Entries from a dataset of interfaces:
=======

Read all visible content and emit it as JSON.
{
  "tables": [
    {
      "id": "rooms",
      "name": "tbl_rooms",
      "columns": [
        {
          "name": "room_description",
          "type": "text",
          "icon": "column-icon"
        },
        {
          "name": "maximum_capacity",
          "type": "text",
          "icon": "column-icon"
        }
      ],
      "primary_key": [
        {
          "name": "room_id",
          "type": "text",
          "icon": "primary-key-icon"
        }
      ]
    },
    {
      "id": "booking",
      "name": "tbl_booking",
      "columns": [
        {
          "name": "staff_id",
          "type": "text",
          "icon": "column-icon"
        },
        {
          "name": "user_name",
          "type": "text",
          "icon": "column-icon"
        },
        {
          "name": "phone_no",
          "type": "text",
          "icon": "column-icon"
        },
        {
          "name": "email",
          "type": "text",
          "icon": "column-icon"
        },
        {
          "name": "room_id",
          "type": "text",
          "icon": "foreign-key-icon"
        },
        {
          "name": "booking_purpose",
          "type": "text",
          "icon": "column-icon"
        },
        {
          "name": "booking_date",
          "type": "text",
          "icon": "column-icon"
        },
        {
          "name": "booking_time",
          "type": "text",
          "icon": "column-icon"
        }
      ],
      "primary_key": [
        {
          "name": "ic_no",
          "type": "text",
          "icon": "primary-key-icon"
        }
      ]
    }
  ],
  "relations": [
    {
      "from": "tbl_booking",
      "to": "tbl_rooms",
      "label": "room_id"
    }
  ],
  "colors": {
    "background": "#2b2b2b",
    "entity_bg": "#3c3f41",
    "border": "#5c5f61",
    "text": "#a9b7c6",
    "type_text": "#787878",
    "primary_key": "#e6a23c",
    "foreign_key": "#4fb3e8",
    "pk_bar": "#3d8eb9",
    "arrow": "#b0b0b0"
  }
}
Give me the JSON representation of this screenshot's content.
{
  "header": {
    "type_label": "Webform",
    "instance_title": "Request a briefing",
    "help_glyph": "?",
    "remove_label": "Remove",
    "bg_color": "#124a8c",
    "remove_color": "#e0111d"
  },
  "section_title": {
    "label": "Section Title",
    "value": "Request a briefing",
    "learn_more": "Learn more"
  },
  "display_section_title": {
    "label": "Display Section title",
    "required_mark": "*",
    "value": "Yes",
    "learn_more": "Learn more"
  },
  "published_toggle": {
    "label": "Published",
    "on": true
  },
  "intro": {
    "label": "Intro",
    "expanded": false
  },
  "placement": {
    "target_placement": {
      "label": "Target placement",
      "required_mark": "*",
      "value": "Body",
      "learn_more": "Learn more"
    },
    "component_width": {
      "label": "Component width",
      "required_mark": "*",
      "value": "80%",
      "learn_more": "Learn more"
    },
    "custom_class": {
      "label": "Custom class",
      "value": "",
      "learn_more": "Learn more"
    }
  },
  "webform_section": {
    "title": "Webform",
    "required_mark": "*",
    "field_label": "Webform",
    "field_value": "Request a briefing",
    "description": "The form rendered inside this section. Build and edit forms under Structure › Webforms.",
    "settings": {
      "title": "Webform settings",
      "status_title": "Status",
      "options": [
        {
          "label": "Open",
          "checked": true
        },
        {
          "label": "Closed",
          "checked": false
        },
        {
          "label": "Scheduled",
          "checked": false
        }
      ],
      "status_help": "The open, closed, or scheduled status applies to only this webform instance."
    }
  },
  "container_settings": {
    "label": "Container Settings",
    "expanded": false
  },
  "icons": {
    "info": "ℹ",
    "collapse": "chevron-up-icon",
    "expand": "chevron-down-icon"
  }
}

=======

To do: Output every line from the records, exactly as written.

Result for this task:
Read all visible content and emit it as JSON.
{
  "tables": [
    {
      "id": "rooms",
      "name": "tbl_rooms",
      "columns": [
        {
          "name": "room_description",
          "type": "text",
          "icon": "column-icon"
        },
        {
          "name": "maximum_capacity",
          "type": "text",
          "icon": "column-icon"
        }
      ],
      "primary_key": [
        {
          "name": "room_id",
          "type": "text",
          "icon": "primary-key-icon"
        }
      ]
    },
    {
      "id": "booking",
      "name": "tbl_booking",
      "columns": [
        {
          "name": "staff_id",
          "type": "text",
          "icon": "column-icon"
        },
        {
          "name": "user_name",
          "type": "text",
          "icon": "column-icon"
        },
        {
          "name": "phone_no",
          "type": "text",
          "icon": "column-icon"
        },
        {
          "name": "email",
          "type": "text",
          "icon": "column-icon"
        },
        {
          "name": "room_id",
          "type": "text",
          "icon": "foreign-key-icon"
        },
        {
          "name": "booking_purpose",
          "type": "text",
          "icon": "column-icon"
        },
        {
          "name": "booking_date",
          "type": "text",
          "icon": "column-icon"
        },
        {
          "name": "booking_time",
          "type": "text",
          "icon": "column-icon"
        }
      ],
      "primary_key": [
        {
          "name": "ic_no",
          "type": "text",
          "icon": "primary-key-icon"
        }
      ]
    }
  ],
  "relations": [
    {
      "from": "tbl_booking",
      "to": "tbl_rooms",
      "label": "room_id"
    }
  ],
  "colors": {
    "background": "#2b2b2b",
    "entity_bg": "#3c3f41",
    "border": "#5c5f61",
    "text": "#a9b7c6",
    "type_text": "#787878",
    "primary_key": "#e6a23c",
    "foreign_key": "#4fb3e8",
    "pk_bar": "#3d8eb9",
    "arrow": "#b0b0b0"
  }
}
Give me the JSON representation of this screenshot's content.
{
  "header": {
    "type_label": "Webform",
    "instance_title": "Request a briefing",
    "help_glyph": "?",
    "remove_label": "Remove",
    "bg_color": "#124a8c",
    "remove_color": "#e0111d"
  },
  "section_title": {
    "label": "Section Title",
    "value": "Request a briefing",
    "learn_more": "Learn more"
  },
  "display_section_title": {
    "label": "Display Section title",
    "required_mark": "*",
    "value": "Yes",
    "learn_more": "Learn more"
  },
  "published_toggle": {
    "label": "Published",
    "on": true
  },
  "intro": {
    "label": "Intro",
    "expanded": false
  },
  "placement": {
    "target_placement": {
      "label": "Target placement",
      "required_mark": "*",
      "value": "Body",
      "learn_more": "Learn more"
    },
    "component_width": {
      "label": "Component width",
      "required_mark": "*",
      "value": "80%",
      "learn_more": "Learn more"
    },
    "custom_class": {
      "label": "Custom class",
      "value": "",
      "learn_more": "Learn more"
    }
  },
  "webform_section": {
    "title": "Webform",
    "required_mark": "*",
    "field_label": "Webform",
    "field_value": "Request a briefing",
    "description": "The form rendered inside this section. Build and edit forms under Structure › Webforms.",
    "settings": {
      "title": "Webform settings",
      "status_title": "Status",
      "options": [
        {
          "label": "Open",
          "checked": true
        },
        {
          "label": "Closed",
          "checked": false
        },
        {
          "label": "Scheduled",
          "checked": false
        }
      ],
      "status_help": "The open, closed, or scheduled status applies to only this webform instance."
    }
  },
  "container_settings": {
    "label": "Container Settings",
    "expanded": false
  },
  "icons": {
    "info": "ℹ",
    "collapse": "chevron-up-icon",
    "expand": "chevron-down-icon"
  }
}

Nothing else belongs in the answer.